"Objecting to fun was silly"

Back to my favorite story, the Wienermobile. There was a letter to the editor in the Honolulu Advertiser today. Unfortunately, it wasn't from me or any of my friends, so instead of saying how great it was to have a law that banned the Wienermobile, it said the Outdoor Circle came off looking silly to object to the Wienermobile. Here are some highlights:

Wienermobile in the news again

In the big news of the day the Wienermobile is in violation of state law and could be fined if it comes to Hawaii again, the fine for a first violation is between $200 - $1,000 and $5,000 for subsequent offenses. Hawaii apparently has a law that makes it illegal to promote the sale of wieners due to the innate cruelty involved in their production (slaughtered animals, intestines, all that stuff) and as they are so gross, disgusting and unhealthy, containing cancer causing nitrates and have a very high fat content...

Baby backs, spare ribs, and country or western ribs?

In the Island Life section of the Honolulu Advertiser today there is an article about ribs, how to cook them so they taste great. They had a photo of a "baby back" and then gave some clues on how to pick a good baby back: "Look for baby backs that have good fat marbling and are uniform in size. You should not see any bones popping through the meat." Whoa, whoa, isn't this like a little much? What are people thinking when they are eating someone else's back, especially a baby's? (The photo is of a baby back).

Down to Earth in Africa?

Sarah, Our Kahului store manager sent me an email the other day saying "a while back we donated a gift card to a woman named Jacqueline who runs a group called Carina Water Wells. They put up drinking water well in Tanzania. She wanted to use her gift card to get DTE shirts for the crew that builds the water wells.

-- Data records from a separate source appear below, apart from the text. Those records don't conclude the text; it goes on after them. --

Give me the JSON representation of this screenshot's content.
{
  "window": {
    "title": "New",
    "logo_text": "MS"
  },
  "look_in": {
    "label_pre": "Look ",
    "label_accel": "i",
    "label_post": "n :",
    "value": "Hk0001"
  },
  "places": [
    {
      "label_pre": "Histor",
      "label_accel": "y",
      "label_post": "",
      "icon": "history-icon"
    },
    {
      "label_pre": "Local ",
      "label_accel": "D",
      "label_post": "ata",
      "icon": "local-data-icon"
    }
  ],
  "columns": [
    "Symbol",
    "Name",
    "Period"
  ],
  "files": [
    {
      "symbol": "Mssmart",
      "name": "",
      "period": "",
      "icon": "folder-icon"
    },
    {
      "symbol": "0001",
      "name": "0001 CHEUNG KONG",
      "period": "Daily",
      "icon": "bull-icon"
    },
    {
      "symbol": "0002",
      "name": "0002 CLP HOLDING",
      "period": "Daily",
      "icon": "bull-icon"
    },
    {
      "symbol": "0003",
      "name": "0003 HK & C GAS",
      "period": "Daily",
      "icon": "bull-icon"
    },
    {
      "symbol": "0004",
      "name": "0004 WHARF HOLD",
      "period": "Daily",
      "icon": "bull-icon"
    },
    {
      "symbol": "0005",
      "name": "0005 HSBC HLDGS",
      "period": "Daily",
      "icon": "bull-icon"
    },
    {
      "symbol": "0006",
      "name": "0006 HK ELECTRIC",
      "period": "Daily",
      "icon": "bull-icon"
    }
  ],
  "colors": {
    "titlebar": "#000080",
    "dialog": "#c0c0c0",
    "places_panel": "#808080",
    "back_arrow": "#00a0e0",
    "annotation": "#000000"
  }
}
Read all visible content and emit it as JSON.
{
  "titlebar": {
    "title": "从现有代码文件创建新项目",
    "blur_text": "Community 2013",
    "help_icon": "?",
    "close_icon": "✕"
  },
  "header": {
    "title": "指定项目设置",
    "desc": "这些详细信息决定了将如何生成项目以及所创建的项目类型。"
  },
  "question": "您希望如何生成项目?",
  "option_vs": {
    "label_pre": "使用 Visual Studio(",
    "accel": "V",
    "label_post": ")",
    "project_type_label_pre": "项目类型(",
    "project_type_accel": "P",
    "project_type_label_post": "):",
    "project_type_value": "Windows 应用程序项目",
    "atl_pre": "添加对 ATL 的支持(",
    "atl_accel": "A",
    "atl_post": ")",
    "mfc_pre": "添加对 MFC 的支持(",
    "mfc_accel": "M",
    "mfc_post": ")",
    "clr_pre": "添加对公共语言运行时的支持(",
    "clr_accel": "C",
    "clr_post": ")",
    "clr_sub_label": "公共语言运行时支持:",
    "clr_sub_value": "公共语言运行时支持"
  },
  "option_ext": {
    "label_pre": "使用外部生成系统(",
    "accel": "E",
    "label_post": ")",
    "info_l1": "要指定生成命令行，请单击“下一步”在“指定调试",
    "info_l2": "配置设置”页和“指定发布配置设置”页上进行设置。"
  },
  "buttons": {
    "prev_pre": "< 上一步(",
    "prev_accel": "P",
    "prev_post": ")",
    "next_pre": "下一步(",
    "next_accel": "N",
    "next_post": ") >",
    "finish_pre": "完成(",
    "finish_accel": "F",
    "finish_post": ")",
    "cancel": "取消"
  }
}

They all sent her the sizes they wanted and were really excited about getting them. She just sent photos. Pretty wild seeing people in Tanzania all wearing DTE shirts. "

Wienermobile Crashes Into Wisconsin Home

Some people really love their Oscar Mayer Wieners and according to the Wienermobile horn, which plays the Oscar Mayer jingle, some people (who obviously have no consciousness of what they are saying) actually want to be wieners, but I am not sure that too many people love wieners so much that they want the Wienermobile as part of their home as happened to a Wisconsin homeowner last Saturday, July 18, 2009. (These Wienermobiles are generating a lot of interest lately aren't they!)

Oscar G. Mayer dies at 95

July 8, 2009: Oscar G Mayer, retired chairman of the Wisconsin-based meat processing company that bears his name, has died at the age of 95. He was the third Oscar Mayer in the family that founded Oscar Mayer Foods, which was once the largest private employer in Madison. Mayer retired as chairman of the board in 1977 at age 62 soon after the company recorded its first $1 billion year. The company was later sold to General Foods and is now a business unit of Kraft.